● Work task
When you answer, give every record back exactly as written.

---+---

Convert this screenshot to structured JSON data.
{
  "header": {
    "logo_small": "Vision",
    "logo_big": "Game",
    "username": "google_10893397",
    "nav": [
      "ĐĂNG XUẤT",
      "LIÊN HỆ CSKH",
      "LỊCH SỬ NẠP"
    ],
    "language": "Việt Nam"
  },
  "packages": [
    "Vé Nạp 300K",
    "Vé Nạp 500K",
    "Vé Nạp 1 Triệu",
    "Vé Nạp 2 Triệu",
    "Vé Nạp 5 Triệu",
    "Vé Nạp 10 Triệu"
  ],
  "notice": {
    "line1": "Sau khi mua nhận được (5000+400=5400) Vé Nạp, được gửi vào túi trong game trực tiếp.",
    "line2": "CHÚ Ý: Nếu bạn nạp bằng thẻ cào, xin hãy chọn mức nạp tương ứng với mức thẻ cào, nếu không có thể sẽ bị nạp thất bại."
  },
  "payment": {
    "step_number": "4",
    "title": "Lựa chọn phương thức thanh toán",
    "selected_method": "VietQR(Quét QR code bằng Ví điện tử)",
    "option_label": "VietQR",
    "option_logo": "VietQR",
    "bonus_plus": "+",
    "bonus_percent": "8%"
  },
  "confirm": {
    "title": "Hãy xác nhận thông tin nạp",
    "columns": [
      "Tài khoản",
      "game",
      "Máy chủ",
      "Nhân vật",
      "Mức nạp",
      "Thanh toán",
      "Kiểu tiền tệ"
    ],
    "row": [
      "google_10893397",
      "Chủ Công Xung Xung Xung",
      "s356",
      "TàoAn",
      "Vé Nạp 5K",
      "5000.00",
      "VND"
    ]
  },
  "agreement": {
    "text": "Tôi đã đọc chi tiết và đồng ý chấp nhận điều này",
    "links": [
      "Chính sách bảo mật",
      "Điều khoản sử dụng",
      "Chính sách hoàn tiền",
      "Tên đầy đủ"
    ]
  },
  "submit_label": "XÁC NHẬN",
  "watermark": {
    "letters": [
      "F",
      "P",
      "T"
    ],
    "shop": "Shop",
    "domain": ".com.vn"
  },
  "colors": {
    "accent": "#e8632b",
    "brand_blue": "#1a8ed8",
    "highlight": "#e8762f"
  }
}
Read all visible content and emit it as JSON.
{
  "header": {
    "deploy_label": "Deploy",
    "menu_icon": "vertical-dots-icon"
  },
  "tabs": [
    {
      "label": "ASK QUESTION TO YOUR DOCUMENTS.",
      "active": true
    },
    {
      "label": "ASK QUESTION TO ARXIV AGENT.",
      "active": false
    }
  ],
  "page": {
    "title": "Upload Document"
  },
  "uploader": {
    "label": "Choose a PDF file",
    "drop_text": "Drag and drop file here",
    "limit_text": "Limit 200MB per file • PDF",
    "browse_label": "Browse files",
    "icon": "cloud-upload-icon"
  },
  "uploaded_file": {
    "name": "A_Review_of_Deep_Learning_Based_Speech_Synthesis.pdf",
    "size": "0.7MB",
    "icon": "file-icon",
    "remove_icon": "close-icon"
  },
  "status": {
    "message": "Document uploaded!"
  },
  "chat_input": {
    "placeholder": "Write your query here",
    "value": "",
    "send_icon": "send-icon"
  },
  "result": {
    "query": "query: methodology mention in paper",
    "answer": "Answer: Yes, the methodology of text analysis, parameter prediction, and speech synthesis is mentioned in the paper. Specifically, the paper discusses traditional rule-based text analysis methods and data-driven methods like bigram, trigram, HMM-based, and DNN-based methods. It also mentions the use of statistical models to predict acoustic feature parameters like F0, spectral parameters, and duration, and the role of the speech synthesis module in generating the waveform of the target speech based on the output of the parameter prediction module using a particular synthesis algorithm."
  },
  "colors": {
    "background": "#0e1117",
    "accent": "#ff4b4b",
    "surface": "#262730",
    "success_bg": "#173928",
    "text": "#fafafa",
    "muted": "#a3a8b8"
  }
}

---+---

● Expected output
Convert this screenshot to structured JSON data.
{
  "header": {
    "logo_small": "Vision",
    "logo_big": "Game",
    "username": "google_10893397",
    "nav": [
      "ĐĂNG XUẤT",
      "LIÊN HỆ CSKH",
      "LỊCH SỬ NẠP"
    ],
    "language": "Việt Nam"
  },
  "packages": [
    "Vé Nạp 300K",
    "Vé Nạp 500K",
    "Vé Nạp 1 Triệu",
    "Vé Nạp 2 Triệu",
    "Vé Nạp 5 Triệu",
    "Vé Nạp 10 Triệu"
  ],
  "notice": {
    "line1": "Sau khi mua nhận được (5000+400=5400) Vé Nạp, được gửi vào túi trong game trực tiếp.",
    "line2": "CHÚ Ý: Nếu bạn nạp bằng thẻ cào, xin hãy chọn mức nạp tương ứng với mức thẻ cào, nếu không có thể sẽ bị nạp thất bại."
  },
  "payment": {
    "step_number": "4",
    "title": "Lựa chọn phương thức thanh toán",
    "selected_method": "VietQR(Quét QR code bằng Ví điện tử)",
    "option_label": "VietQR",
    "option_logo": "VietQR",
    "bonus_plus": "+",
    "bonus_percent": "8%"
  },
  "confirm": {
    "title": "Hãy xác nhận thông tin nạp",
    "columns": [
      "Tài khoản",
      "game",
      "Máy chủ",
      "Nhân vật",
      "Mức nạp",
      "Thanh toán",
      "Kiểu tiền tệ"
    ],
    "row": [
      "google_10893397",
      "Chủ Công Xung Xung Xung",
      "s356",
      "TàoAn",
      "Vé Nạp 5K",
      "5000.00",
      "VND"
    ]
  },
  "agreement": {
    "text": "Tôi đã đọc chi tiết và đồng ý chấp nhận điều này",
    "links": [
      "Chính sách bảo mật",
      "Điều khoản sử dụng",
      "Chính sách hoàn tiền",
      "Tên đầy đủ"
    ]
  },
  "submit_label": "XÁC NHẬN",
  "watermark": {
    "letters": [
      "F",
      "P",
      "T"
    ],
    "shop": "Shop",
    "domain": ".com.vn"
  },
  "colors": {
    "accent": "#e8632b",
    "brand_blue": "#1a8ed8",
    "highlight": "#e8762f"
  }
}
Read all visible content and emit it as JSON.
{
  "header": {
    "deploy_label": "Deploy",
    "menu_icon": "vertical-dots-icon"
  },
  "tabs": [
    {
      "label": "ASK QUESTION TO YOUR DOCUMENTS.",
      "active": true
    },
    {
      "label": "ASK QUESTION TO ARXIV AGENT.",
      "active": false
    }
  ],
  "page": {
    "title": "Upload Document"
  },
  "uploader": {
    "label": "Choose a PDF file",
    "drop_text": "Drag and drop file here",
    "limit_text": "Limit 200MB per file • PDF",
    "browse_label": "Browse files",
    "icon": "cloud-upload-icon"
  },
  "uploaded_file": {
    "name": "A_Review_of_Deep_Learning_Based_Speech_Synthesis.pdf",
    "size": "0.7MB",
    "icon": "file-icon",
    "remove_icon": "close-icon"
  },
  "status": {
    "message": "Document uploaded!"
  },
  "chat_input": {
    "placeholder": "Write your query here",
    "value": "",
    "send_icon": "send-icon"
  },
  "result": {
    "query": "query: methodology mention in paper",
    "answer": "Answer: Yes, the methodology of text analysis, parameter prediction, and speech synthesis is mentioned in the paper. Specifically, the paper discusses traditional rule-based text analysis methods and data-driven methods like bigram, trigram, HMM-based, and DNN-based methods. It also mentions the use of statistical models to predict acoustic feature parameters like F0, spectral parameters, and duration, and the role of the speech synthesis module in generating the waveform of the target speech based on the output of the parameter prediction module using a particular synthesis algorithm."
  },
  "colors": {
    "background": "#0e1117",
    "accent": "#ff4b4b",
    "surface": "#262730",
    "success_bg": "#173928",
    "text": "#fafafa",
    "muted": "#a3a8b8"
  }
}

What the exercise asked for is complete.